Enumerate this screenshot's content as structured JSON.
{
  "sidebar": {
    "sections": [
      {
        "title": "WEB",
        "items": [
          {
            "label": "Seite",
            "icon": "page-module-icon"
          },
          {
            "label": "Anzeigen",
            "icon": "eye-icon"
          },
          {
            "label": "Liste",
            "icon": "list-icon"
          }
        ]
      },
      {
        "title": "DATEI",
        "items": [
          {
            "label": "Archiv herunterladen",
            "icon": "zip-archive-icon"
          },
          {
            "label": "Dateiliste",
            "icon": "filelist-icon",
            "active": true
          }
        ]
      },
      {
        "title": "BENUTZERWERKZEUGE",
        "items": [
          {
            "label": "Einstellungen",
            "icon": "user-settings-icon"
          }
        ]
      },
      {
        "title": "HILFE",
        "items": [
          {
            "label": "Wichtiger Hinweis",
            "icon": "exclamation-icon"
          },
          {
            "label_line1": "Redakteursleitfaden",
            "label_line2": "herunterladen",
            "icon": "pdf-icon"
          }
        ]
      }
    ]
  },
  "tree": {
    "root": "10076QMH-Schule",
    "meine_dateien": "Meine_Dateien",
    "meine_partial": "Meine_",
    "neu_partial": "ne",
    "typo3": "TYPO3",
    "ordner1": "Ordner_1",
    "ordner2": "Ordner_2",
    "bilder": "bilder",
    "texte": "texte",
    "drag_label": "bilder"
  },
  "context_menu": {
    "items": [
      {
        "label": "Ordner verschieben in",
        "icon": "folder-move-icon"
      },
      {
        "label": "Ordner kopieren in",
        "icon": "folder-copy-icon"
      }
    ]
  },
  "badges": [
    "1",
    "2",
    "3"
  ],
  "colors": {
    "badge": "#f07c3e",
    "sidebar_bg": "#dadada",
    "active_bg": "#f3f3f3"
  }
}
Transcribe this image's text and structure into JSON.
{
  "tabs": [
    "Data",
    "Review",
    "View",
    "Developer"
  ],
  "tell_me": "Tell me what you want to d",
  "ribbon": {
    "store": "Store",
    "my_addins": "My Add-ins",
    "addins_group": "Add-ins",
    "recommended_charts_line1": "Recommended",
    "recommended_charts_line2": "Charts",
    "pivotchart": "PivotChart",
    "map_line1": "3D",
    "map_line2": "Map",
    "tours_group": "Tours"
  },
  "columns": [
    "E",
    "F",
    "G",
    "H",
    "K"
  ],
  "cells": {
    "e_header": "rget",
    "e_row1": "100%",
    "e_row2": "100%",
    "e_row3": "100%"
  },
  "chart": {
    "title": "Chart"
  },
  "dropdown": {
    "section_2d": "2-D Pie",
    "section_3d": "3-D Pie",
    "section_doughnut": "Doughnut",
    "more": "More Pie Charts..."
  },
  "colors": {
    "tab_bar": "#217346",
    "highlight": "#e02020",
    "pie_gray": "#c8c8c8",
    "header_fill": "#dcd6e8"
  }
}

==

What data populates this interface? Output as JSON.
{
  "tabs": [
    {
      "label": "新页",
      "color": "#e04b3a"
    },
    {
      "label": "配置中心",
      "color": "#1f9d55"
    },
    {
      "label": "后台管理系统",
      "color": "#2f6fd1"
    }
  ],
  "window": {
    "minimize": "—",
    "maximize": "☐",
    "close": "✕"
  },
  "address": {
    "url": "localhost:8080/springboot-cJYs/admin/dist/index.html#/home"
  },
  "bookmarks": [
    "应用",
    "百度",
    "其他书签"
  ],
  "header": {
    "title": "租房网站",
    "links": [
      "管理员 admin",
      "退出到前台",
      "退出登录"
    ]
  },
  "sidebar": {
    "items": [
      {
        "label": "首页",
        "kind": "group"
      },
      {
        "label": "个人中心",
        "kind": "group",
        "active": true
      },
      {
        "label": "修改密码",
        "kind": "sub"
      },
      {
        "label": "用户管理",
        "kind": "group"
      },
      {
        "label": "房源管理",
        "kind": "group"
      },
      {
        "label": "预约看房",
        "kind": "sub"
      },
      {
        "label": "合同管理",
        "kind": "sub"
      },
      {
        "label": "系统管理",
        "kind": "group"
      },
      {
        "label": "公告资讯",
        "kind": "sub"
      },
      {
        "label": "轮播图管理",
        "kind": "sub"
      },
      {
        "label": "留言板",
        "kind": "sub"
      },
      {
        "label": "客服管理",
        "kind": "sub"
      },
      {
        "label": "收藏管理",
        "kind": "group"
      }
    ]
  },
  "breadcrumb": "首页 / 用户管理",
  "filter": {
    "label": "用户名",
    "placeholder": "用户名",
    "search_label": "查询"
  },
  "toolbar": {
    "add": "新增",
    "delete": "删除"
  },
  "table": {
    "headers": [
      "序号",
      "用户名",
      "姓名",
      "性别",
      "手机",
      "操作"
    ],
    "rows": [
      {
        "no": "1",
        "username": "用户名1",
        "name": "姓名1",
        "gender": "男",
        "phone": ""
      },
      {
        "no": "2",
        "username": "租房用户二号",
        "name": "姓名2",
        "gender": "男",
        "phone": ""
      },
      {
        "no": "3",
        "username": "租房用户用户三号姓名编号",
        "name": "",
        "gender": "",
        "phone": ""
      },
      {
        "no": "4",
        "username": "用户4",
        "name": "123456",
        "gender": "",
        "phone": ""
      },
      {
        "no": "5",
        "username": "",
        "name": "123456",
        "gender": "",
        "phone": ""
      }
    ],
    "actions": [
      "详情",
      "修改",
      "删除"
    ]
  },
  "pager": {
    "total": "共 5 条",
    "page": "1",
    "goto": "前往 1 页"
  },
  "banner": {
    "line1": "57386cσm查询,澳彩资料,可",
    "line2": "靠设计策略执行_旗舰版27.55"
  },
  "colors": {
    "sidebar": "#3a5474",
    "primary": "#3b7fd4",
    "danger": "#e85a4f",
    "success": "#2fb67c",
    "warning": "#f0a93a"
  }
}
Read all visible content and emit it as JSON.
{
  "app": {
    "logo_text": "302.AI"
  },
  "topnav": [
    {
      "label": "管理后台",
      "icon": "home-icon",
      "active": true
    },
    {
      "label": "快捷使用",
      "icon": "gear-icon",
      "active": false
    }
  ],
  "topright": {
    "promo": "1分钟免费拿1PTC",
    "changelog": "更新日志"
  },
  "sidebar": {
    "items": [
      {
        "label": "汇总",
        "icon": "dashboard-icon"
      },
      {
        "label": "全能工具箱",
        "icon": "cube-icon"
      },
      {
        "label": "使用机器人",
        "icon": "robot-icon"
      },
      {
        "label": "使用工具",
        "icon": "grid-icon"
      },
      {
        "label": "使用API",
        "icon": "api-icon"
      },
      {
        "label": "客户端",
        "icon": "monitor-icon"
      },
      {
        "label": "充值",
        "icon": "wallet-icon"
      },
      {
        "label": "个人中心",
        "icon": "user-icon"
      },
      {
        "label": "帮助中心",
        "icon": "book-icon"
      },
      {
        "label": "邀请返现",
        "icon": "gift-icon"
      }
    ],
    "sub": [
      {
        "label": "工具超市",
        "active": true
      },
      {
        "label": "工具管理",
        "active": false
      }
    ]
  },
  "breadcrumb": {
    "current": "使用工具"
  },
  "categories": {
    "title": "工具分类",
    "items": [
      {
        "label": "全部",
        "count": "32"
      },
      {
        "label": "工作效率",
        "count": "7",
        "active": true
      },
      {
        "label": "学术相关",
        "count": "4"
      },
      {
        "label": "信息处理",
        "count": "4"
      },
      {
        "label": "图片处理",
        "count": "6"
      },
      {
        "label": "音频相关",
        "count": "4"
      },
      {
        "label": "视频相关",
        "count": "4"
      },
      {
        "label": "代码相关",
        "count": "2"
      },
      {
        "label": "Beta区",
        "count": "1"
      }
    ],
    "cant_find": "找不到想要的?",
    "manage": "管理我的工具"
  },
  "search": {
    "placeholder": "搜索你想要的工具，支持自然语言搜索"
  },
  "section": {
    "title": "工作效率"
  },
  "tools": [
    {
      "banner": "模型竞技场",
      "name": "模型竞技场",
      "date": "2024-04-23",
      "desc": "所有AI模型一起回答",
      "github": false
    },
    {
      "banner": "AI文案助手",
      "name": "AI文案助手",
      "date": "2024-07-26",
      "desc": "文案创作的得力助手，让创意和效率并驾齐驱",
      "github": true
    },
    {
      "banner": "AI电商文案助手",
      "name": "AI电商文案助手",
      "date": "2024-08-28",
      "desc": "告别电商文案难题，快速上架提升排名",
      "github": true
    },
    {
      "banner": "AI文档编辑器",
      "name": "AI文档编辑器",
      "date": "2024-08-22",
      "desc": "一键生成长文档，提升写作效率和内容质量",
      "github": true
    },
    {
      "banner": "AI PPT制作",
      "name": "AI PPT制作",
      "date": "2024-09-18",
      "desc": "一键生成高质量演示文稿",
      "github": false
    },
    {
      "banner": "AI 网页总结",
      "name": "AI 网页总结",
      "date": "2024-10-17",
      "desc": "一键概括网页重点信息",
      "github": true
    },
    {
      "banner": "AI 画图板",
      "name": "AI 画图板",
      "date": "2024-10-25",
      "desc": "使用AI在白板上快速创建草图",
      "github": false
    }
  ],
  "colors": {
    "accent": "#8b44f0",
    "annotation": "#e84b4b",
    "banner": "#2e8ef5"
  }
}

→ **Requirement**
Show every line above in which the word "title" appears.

→ **Task output**
        "title": "WEB",
        "title": "DATEI",
        "title": "BENUTZERWERKZEUGE",
        "title": "HILFE",
    "title": "Chart"
    "title": "租房网站",
    "title": "工具分类",
    "title": "工作效率"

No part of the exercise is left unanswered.